I worry about the children who lost parents, the parents who are losing children and the communities that are being hardest hit by the ravages of COVID-19. To “woke” Americans, the idea that Blacks are suffering disproportionately under the weight of COVID-19, is hardly novel. Dating back at least 50 years, there are studies showing that we have the most dangerous jobs, in the most dangerous communities, under the least favorable conditions. But this pandemic demands a response that’s both more organized and more specific.
The first responders, health workers, truckers drivers, drive through restaurant workers, Uber drivers, refuse carriers, pizza delivery guys, postal workers who are barely managing to keep basic services flowing, will develop the illness and will disproportionately die from COVID-19. The response should be more than “isn’t that a shame”, or, like COVID-19 leader Dr. Fauci said earlier this week, “…there’s nothing we can do about it now.”
For once, the U.S. must address the glaring issue playing out with irrefutable proof: the brunt of this pandemic in the U.S. is being borne by Black folk. And we haven’t even reached the Deep South yet.

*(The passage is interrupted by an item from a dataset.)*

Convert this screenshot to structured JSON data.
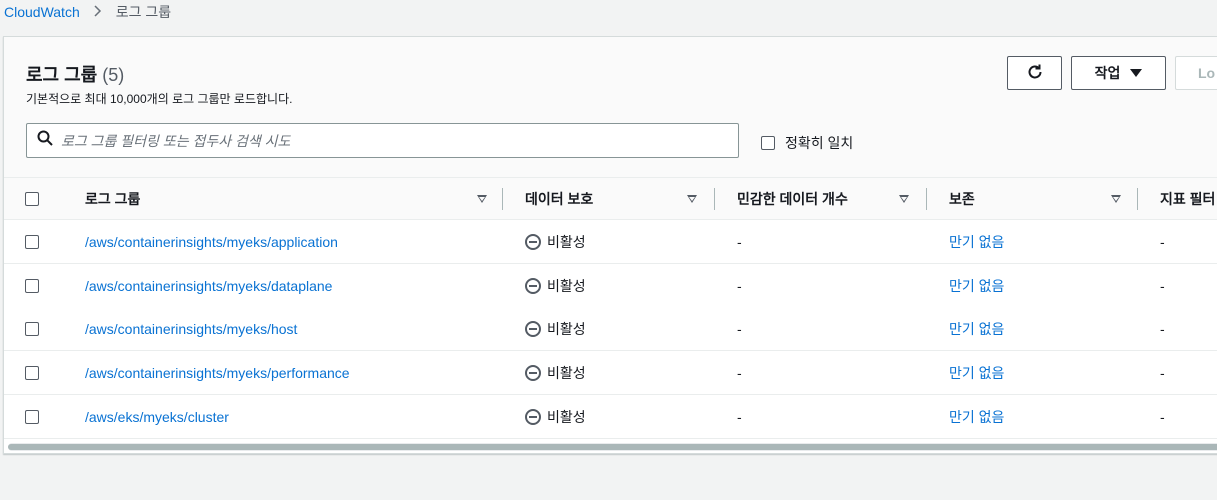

Race specific remedies for race based problems are out of style in current U.S. jurisprudence. But there is another way: we should establish a bi-partisan, independent victim compensation fund, similar to the unlimited fund that runs through 2090 to help first responders, school children and others injured on 911. President Obama extended the time for filing claims with the fund until December 18, 2020. President Trump signed a bill for permanent funding. This approach has the advantage of some insulation from the political process. Now, the test will be whether this current pandemic will lead to the same conclusion that we reached two decades ago, and earlier this year. We like to believe that when Americans, through no fault of their own, risk health, life and limb for the country, we will take care of them and their offspring, even if they are Black. And of course the COVID-19 victims fund beneficiaries will not be mostly Black folk, but Black folk will get a chance to prove the value of their patriotism in a way rarely acknowledged or measured.

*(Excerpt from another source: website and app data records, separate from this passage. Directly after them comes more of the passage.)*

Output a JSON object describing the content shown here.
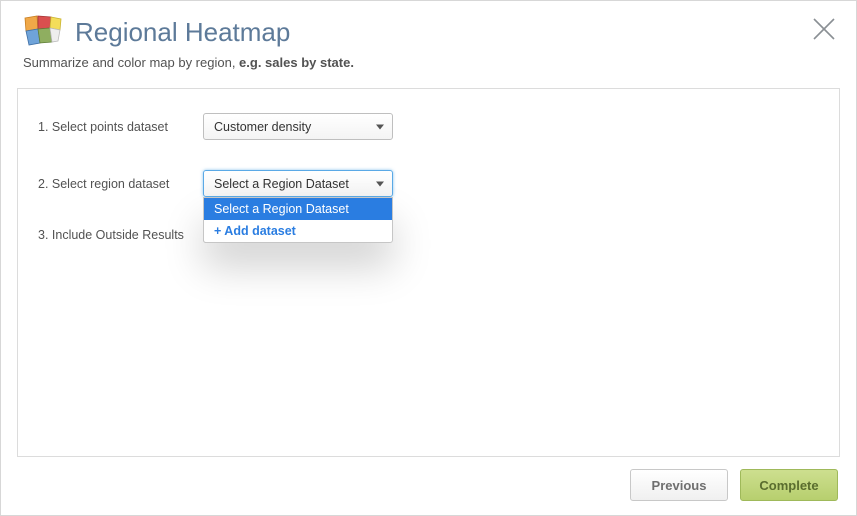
{
  "header": {
    "title": "Regional Heatmap",
    "subtitle_prefix": "Summarize and color map by region, ",
    "subtitle_bold": "e.g. sales by state."
  },
  "form": {
    "row1": {
      "label": "1. Select points dataset",
      "selected": "Customer density"
    },
    "row2": {
      "label": "2. Select region dataset",
      "selected": "Select a Region Dataset",
      "options": [
        {
          "label": "Select a Region Dataset",
          "selected": true,
          "add": false
        },
        {
          "label": "+ Add dataset",
          "selected": false,
          "add": true
        }
      ]
    },
    "row3": {
      "label": "3. Include Outside Results",
      "checked": false
    }
  },
  "footer": {
    "previous": "Previous",
    "complete": "Complete"
  }
}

This op-ed was contributed by Janice Mathis, executive director at the National Council of Negro Women (NCNW), a nonprofit organization with the mission to advance the opportunities and the quality of life for African American women, their families and communities.